What to work on:
From the entries below, extract every line that includes the word "Closed".

Supplied material:

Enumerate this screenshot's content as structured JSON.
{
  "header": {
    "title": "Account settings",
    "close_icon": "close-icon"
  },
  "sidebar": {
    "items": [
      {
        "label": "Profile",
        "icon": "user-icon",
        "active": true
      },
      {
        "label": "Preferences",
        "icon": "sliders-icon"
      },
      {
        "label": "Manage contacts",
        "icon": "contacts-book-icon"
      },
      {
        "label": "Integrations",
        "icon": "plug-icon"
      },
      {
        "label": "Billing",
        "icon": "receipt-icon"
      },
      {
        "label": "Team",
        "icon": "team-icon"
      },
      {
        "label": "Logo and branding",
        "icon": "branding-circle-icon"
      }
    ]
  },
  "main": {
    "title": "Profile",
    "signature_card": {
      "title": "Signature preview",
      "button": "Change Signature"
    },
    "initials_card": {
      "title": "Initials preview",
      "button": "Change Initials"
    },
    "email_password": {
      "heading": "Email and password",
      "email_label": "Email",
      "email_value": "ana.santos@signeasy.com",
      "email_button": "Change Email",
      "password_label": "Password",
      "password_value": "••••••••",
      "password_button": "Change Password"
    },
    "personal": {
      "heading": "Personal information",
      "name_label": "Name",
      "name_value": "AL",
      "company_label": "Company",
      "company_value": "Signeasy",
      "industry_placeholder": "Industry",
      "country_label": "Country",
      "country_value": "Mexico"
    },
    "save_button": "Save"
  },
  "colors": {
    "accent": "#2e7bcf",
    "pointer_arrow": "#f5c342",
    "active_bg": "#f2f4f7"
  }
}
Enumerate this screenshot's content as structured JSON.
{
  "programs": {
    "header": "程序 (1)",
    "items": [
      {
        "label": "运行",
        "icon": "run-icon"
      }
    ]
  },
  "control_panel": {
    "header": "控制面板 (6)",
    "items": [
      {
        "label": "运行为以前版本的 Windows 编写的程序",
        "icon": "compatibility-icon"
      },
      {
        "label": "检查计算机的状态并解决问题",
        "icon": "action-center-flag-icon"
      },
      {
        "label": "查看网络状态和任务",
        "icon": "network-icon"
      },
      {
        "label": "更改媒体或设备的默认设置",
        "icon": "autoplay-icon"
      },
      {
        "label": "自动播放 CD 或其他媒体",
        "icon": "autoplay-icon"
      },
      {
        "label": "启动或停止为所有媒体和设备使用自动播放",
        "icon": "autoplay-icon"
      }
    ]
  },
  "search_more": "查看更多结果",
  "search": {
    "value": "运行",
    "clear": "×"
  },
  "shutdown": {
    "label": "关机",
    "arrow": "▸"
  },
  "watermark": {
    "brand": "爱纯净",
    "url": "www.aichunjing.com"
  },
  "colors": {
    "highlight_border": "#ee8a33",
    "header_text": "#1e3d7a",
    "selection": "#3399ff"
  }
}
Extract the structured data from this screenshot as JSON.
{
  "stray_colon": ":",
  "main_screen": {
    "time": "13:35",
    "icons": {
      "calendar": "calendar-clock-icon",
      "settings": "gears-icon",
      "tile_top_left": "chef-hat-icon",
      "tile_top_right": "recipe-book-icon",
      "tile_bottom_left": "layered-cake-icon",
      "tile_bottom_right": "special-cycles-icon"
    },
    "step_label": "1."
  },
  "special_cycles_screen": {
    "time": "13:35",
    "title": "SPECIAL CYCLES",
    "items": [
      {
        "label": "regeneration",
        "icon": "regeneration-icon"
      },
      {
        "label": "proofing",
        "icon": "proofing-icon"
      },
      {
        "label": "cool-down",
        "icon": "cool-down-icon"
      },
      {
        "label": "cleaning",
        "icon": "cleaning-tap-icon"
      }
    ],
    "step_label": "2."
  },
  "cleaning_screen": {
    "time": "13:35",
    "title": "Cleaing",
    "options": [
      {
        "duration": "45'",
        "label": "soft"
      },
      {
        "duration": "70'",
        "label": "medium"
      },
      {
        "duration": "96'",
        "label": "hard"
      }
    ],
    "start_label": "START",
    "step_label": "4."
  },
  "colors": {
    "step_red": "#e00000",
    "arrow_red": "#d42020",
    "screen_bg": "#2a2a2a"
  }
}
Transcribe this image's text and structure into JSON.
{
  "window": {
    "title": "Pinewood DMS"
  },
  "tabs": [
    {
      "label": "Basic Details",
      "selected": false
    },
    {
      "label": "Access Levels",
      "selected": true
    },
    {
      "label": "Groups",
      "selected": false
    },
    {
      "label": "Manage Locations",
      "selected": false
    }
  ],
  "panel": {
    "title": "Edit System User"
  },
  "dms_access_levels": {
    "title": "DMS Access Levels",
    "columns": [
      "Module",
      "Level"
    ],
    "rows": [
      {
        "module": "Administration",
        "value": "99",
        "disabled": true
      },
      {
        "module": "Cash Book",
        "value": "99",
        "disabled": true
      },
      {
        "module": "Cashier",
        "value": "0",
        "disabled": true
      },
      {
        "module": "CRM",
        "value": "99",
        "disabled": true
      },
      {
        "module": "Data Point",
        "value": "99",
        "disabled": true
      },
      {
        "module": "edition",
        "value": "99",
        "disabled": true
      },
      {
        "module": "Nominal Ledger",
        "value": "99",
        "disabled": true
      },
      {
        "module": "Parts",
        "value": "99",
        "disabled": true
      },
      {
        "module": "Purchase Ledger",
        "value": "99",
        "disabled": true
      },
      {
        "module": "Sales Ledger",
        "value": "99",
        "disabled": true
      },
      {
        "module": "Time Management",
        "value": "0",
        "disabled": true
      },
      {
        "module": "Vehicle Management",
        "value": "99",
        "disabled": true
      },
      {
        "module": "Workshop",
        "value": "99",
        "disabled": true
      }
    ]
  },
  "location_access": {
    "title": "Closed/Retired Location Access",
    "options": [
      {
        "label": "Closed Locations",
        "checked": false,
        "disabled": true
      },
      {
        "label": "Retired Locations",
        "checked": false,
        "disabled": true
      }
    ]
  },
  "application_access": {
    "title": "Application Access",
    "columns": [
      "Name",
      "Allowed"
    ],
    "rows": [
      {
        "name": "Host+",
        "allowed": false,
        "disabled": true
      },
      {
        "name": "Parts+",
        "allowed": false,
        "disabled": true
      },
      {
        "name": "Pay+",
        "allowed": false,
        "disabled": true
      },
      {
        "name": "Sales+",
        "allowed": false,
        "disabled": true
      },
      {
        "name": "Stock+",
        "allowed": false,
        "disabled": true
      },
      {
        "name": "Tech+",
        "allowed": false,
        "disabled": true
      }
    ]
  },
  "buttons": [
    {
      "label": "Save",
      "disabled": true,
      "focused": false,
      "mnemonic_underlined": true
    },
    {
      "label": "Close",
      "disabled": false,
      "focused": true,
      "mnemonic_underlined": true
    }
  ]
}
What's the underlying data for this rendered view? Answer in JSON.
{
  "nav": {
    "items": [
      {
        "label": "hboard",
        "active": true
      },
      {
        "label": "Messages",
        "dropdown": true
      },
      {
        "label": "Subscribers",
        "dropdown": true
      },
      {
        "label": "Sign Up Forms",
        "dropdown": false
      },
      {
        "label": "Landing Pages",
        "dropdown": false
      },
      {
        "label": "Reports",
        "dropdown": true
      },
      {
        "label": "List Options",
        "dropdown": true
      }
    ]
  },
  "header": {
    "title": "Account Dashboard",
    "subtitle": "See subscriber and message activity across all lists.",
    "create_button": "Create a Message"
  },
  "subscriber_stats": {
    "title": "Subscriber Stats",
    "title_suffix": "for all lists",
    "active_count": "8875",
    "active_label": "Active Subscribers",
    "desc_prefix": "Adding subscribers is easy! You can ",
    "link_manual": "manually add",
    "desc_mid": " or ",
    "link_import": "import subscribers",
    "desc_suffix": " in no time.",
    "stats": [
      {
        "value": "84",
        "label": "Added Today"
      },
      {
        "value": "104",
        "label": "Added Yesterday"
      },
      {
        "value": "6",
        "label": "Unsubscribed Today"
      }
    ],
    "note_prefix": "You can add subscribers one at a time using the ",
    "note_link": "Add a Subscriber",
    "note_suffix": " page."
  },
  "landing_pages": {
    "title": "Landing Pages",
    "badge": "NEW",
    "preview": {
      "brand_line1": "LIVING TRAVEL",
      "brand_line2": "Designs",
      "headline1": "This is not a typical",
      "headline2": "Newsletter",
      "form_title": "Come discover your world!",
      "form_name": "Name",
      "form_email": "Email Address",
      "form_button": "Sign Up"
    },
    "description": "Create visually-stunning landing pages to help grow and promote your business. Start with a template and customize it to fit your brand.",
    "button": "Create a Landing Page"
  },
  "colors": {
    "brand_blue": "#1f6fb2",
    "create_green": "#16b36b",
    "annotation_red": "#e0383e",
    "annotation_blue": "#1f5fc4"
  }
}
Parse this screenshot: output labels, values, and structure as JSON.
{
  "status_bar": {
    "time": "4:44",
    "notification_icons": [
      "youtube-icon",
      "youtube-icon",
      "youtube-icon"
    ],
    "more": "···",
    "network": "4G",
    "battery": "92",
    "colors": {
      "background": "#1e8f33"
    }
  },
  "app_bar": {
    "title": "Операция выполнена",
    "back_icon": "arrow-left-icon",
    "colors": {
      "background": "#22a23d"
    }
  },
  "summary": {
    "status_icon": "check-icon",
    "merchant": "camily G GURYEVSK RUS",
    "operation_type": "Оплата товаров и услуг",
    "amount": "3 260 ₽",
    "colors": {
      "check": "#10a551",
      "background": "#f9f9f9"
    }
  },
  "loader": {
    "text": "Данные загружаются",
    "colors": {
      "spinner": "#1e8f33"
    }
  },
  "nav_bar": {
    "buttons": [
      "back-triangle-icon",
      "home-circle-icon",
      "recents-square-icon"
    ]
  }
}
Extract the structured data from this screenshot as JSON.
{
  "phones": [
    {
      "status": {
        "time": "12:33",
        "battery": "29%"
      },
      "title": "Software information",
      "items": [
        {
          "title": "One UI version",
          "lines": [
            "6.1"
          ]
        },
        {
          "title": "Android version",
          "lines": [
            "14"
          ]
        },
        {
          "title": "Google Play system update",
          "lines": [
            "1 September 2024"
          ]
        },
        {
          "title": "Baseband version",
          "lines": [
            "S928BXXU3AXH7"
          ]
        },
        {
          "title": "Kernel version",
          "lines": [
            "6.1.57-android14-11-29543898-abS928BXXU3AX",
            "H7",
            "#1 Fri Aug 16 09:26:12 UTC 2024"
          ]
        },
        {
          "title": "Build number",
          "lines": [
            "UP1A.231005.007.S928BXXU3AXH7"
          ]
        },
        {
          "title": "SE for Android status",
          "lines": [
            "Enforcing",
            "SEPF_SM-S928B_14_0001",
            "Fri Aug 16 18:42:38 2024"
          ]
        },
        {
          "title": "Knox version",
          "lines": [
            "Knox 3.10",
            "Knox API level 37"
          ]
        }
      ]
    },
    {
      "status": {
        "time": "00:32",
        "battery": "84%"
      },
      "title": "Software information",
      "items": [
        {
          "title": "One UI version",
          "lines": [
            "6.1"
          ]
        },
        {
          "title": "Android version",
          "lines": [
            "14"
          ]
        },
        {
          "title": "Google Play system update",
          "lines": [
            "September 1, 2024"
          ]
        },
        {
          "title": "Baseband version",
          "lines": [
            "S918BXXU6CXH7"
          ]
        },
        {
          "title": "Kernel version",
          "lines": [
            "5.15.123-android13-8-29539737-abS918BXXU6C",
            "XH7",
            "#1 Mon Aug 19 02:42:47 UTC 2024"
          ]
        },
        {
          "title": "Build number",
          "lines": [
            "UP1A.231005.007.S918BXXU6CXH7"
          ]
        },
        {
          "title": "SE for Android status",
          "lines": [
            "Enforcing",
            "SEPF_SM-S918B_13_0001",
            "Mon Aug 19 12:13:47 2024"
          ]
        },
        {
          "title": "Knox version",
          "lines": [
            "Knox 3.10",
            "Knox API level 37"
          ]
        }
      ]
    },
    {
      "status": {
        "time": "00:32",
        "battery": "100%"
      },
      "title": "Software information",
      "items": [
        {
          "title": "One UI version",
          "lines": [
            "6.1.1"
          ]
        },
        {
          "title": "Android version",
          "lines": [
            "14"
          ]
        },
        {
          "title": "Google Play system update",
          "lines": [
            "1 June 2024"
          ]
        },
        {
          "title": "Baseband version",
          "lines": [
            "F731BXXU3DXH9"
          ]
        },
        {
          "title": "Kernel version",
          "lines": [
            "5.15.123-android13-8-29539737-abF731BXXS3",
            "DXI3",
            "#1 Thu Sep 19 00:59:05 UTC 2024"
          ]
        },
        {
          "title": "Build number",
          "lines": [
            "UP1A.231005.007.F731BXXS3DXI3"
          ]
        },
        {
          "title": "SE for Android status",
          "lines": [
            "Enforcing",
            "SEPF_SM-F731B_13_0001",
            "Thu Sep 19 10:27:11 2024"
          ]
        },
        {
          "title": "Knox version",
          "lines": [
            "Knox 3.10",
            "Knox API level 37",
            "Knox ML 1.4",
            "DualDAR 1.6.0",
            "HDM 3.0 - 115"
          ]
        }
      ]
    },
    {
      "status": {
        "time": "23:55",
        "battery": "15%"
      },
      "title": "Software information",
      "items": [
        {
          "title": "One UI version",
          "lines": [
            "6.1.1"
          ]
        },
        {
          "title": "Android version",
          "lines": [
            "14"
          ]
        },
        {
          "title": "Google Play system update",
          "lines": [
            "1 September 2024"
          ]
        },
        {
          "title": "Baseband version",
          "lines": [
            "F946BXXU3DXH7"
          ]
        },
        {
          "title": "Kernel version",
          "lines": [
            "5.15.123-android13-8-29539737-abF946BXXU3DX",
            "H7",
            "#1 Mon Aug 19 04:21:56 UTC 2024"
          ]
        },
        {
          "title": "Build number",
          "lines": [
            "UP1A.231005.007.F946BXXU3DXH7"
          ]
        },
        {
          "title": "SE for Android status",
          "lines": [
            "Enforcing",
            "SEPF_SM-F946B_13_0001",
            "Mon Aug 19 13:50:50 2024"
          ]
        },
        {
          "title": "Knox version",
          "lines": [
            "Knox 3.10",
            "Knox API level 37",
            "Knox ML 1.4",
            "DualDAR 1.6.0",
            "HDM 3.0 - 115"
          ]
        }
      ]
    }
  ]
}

Finished exercise:
    "title": "Closed/Retired Location Access",
        "label": "Closed Locations",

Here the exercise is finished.